Epitaph is a strange name for this tape. Ostensibly, Orange Milk Records has putting the nail in the coffin of genre distinctions for some time, using the internet's trawling net to scrape together entire ecosystems of micro-genres to explore, extract and piece together in a lived-in, no-rules frontier. Perhaps no tape has done this with more grace and exactness of vision of Nico Niquo's Epitaph. It is full of beat-heavy compositions that pair trill high-hat breaks of trap with the triller high-hat breaks of yesteryear's downtempo/chillout, often following each other in the same pattern. Synths sound as if they were pulled from some Windham Hill retrospective and then processed through some ancient text-to-voice software. Free jazz samples, hotel lobby piano lines, pitch-shifted vocals that go hard AF. These wash themselves with a soapy film across tracks that leave plenty of breathing room before being jarred out of this meditative state by beat-heavy movements. This never quite interrupts the tranquil vibe of this tape. These two worlds live in the same neighborhood, a click away I suppose, and indicative of our schizophrenic musical tastes when the vaults of ownership and genre distinctions are thrown open.
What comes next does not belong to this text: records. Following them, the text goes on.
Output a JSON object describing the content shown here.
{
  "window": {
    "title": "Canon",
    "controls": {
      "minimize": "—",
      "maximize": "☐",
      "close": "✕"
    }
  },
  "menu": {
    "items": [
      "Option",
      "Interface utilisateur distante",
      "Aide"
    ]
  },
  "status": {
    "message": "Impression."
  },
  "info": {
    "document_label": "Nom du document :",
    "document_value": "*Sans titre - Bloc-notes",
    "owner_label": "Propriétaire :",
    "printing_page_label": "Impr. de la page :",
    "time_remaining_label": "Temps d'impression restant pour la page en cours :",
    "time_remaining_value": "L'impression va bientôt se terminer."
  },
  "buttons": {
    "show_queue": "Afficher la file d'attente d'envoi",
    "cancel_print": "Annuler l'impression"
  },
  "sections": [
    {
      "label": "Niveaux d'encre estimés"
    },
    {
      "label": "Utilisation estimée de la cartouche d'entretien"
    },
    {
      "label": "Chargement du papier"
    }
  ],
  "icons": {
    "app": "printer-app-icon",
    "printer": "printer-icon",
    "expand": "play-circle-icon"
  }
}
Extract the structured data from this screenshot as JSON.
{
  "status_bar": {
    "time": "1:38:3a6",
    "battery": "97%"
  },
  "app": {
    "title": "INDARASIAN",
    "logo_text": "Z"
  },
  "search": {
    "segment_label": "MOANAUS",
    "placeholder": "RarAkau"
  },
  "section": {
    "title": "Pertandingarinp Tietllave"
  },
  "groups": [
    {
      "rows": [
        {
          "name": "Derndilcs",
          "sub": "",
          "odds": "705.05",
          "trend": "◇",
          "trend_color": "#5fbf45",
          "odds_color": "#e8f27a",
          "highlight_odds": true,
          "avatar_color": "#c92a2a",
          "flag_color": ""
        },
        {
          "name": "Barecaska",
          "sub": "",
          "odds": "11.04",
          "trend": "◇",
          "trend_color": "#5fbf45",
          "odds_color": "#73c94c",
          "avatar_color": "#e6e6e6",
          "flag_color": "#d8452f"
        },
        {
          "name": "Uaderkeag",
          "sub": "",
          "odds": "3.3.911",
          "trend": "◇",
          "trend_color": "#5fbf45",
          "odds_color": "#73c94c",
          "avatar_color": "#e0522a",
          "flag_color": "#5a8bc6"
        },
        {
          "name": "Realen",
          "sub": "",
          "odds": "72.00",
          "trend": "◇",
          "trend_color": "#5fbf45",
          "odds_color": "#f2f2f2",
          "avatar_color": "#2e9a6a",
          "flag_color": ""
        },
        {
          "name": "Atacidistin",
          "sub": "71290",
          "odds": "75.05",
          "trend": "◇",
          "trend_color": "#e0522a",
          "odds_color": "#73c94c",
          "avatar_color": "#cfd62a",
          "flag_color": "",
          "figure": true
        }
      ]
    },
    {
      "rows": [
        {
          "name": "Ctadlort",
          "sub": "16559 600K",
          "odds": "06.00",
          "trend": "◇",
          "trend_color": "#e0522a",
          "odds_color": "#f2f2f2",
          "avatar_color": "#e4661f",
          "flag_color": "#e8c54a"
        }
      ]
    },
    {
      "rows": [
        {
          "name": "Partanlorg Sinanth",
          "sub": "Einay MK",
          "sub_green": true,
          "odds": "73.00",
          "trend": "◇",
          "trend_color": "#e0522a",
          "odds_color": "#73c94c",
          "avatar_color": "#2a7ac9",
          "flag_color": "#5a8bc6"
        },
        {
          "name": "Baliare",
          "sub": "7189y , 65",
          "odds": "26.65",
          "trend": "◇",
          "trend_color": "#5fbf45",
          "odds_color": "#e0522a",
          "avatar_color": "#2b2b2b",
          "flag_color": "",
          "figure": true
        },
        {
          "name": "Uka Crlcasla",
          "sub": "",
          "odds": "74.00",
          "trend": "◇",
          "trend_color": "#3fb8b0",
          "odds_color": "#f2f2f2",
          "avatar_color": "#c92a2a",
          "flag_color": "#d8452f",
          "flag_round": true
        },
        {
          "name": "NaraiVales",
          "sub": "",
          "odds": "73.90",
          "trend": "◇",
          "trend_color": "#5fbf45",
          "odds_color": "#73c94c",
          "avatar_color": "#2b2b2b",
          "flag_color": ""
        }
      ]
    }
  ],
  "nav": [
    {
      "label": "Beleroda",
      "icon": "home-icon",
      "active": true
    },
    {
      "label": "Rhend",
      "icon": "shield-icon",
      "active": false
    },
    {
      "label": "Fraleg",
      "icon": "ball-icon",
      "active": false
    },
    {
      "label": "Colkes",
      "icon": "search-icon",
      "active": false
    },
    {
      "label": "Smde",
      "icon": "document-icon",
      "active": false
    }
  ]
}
Somewhere, in that liminal space between our proclivities and general moods, lies this tape by Nico Niquo, an ear shaped as a modem, its output only a fraction of the insane amount of data being taken in. One of my favorite pieces of music in 2015.


Strange Orbs - Strange Orbs (Live God)

Strange Orbs is one of the favorite things in my tape deck these days. A percussion-driven tape that teeters between psychedelic guitar and synth lines, arcing drones and scraping, harsh noise. In service to Strange Orbs' galloping beats, sometimes simply the weight of itself surging and tumbling over itself, these disparate elements become two heads of the same coin, both creating an atmosphere of unease and tension but never giving over to misanthropy or nihilism. There is tension, and probably some disgust, but this exists at the edge where tones begin to shed their sweeter tonal quality and nudge into the realm of bad trips given a soundtrack, instead of at the blackened core where world views are formed. When the needle goes into the red it does so in short, rhythmic blasts that are eventually folded into the texture of the track in the vein of Wolf Eyes' Burned Mind with considerably less firepower. They become a cathartic release that snap and contract with every involuntary head nod. Ambience rooted in improvisation is at the heart of this record, but when its parts coalesce there is little out there that sounds better than this.

Tuesday, March 17th, 2015 | Add New Comment (0)